● Assignment
Which lines mention "text"? Show each one from the listing.

____ Exercise data

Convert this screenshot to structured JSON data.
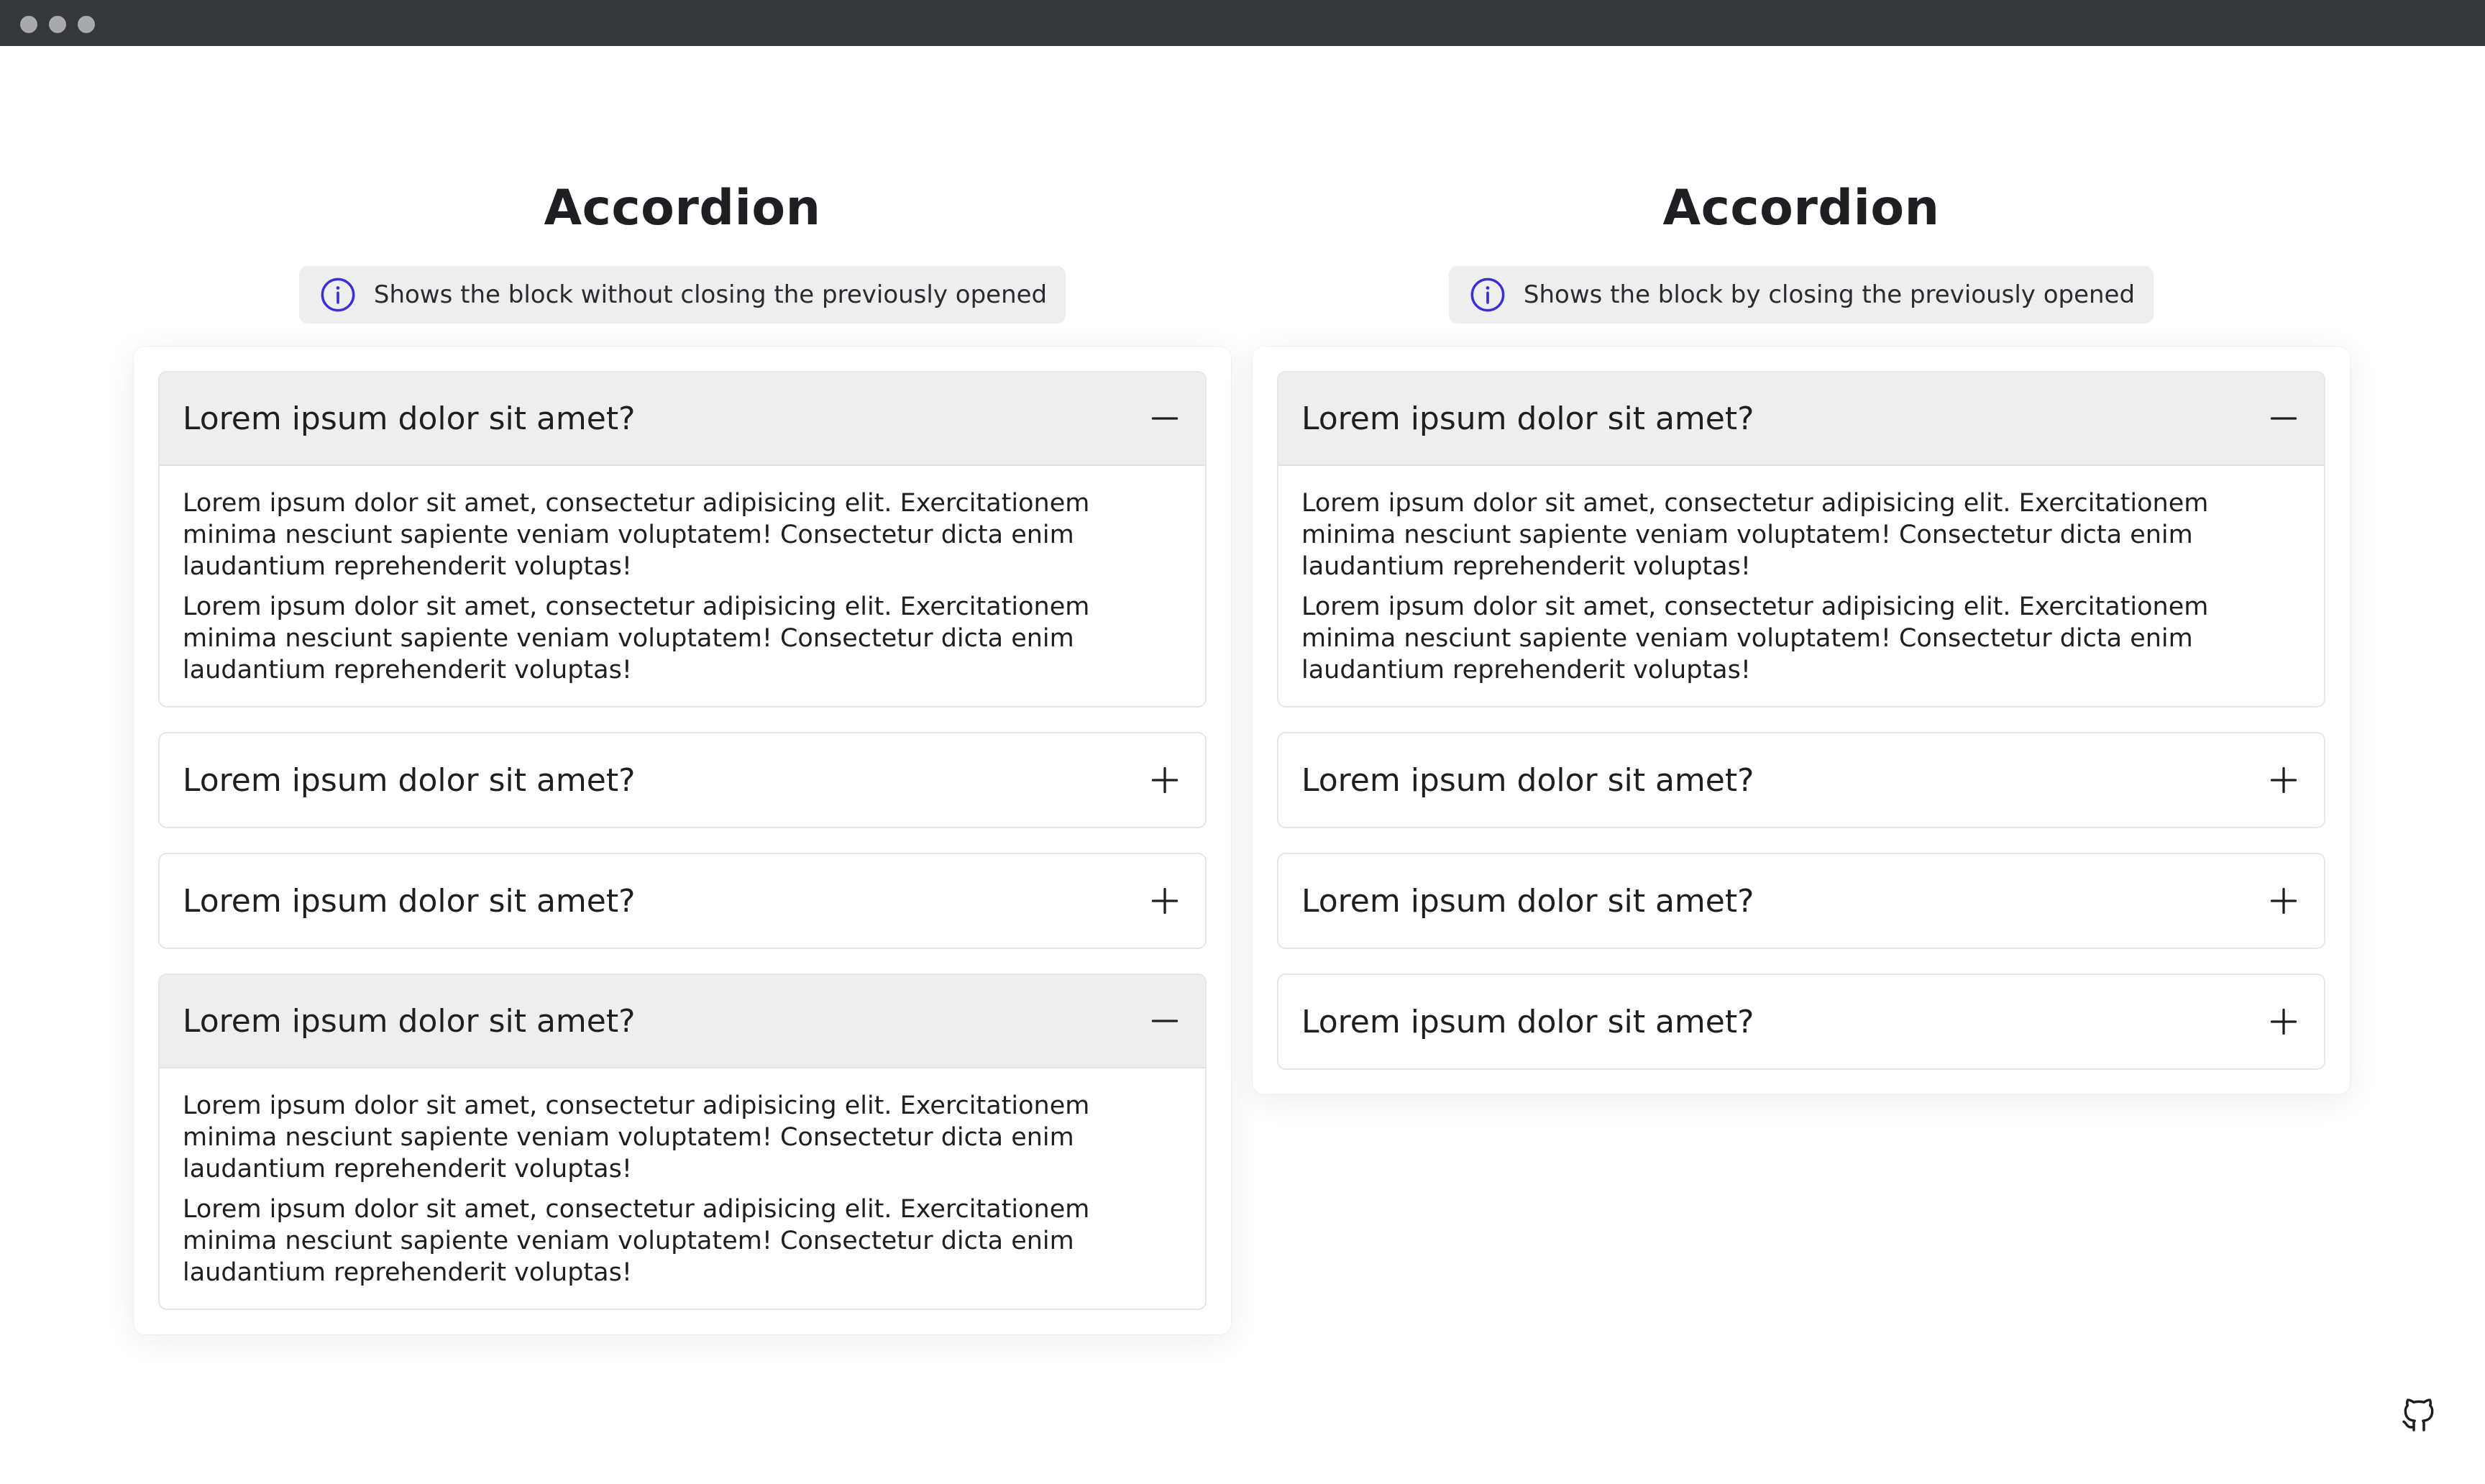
{
  "colors": {
    "titlebar": "#36373a",
    "window_dot": "#a9aaae",
    "info_icon": "#3b2fd6",
    "open_header_bg": "#eeeeee",
    "text": "#1f1f23"
  },
  "left": {
    "title": "Accordion",
    "info": {
      "icon": "info-circle-icon",
      "text": "Shows the block without closing the previously opened"
    },
    "items": [
      {
        "title": "Lorem ipsum dolor sit amet?",
        "open": true,
        "toggle": "minus-icon",
        "paragraphs": [
          "Lorem ipsum dolor sit amet, consectetur adipisicing elit. Exercitationem minima nesciunt sapiente veniam voluptatem! Consectetur dicta enim laudantium reprehenderit voluptas!",
          "Lorem ipsum dolor sit amet, consectetur adipisicing elit. Exercitationem minima nesciunt sapiente veniam voluptatem! Consectetur dicta enim laudantium reprehenderit voluptas!"
        ]
      },
      {
        "title": "Lorem ipsum dolor sit amet?",
        "open": false,
        "toggle": "plus-icon"
      },
      {
        "title": "Lorem ipsum dolor sit amet?",
        "open": false,
        "toggle": "plus-icon"
      },
      {
        "title": "Lorem ipsum dolor sit amet?",
        "open": true,
        "toggle": "minus-icon",
        "paragraphs": [
          "Lorem ipsum dolor sit amet, consectetur adipisicing elit. Exercitationem minima nesciunt sapiente veniam voluptatem! Consectetur dicta enim laudantium reprehenderit voluptas!",
          "Lorem ipsum dolor sit amet, consectetur adipisicing elit. Exercitationem minima nesciunt sapiente veniam voluptatem! Consectetur dicta enim laudantium reprehenderit voluptas!"
        ]
      }
    ]
  },
  "right": {
    "title": "Accordion",
    "info": {
      "icon": "info-circle-icon",
      "text": "Shows the block by closing the previously opened"
    },
    "items": [
      {
        "title": "Lorem ipsum dolor sit amet?",
        "open": true,
        "toggle": "minus-icon",
        "paragraphs": [
          "Lorem ipsum dolor sit amet, consectetur adipisicing elit. Exercitationem minima nesciunt sapiente veniam voluptatem! Consectetur dicta enim laudantium reprehenderit voluptas!",
          "Lorem ipsum dolor sit amet, consectetur adipisicing elit. Exercitationem minima nesciunt sapiente veniam voluptatem! Consectetur dicta enim laudantium reprehenderit voluptas!"
        ]
      },
      {
        "title": "Lorem ipsum dolor sit amet?",
        "open": false,
        "toggle": "plus-icon"
      },
      {
        "title": "Lorem ipsum dolor sit amet?",
        "open": false,
        "toggle": "plus-icon"
      },
      {
        "title": "Lorem ipsum dolor sit amet?",
        "open": false,
        "toggle": "plus-icon"
      }
    ]
  },
  "footer": {
    "icon": "github-icon"
  }
}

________

● Solution for this task
    "text": "#1f1f23"
      "text": "Shows the block without closing the previously opened"
      "text": "Shows the block by closing the previously opened"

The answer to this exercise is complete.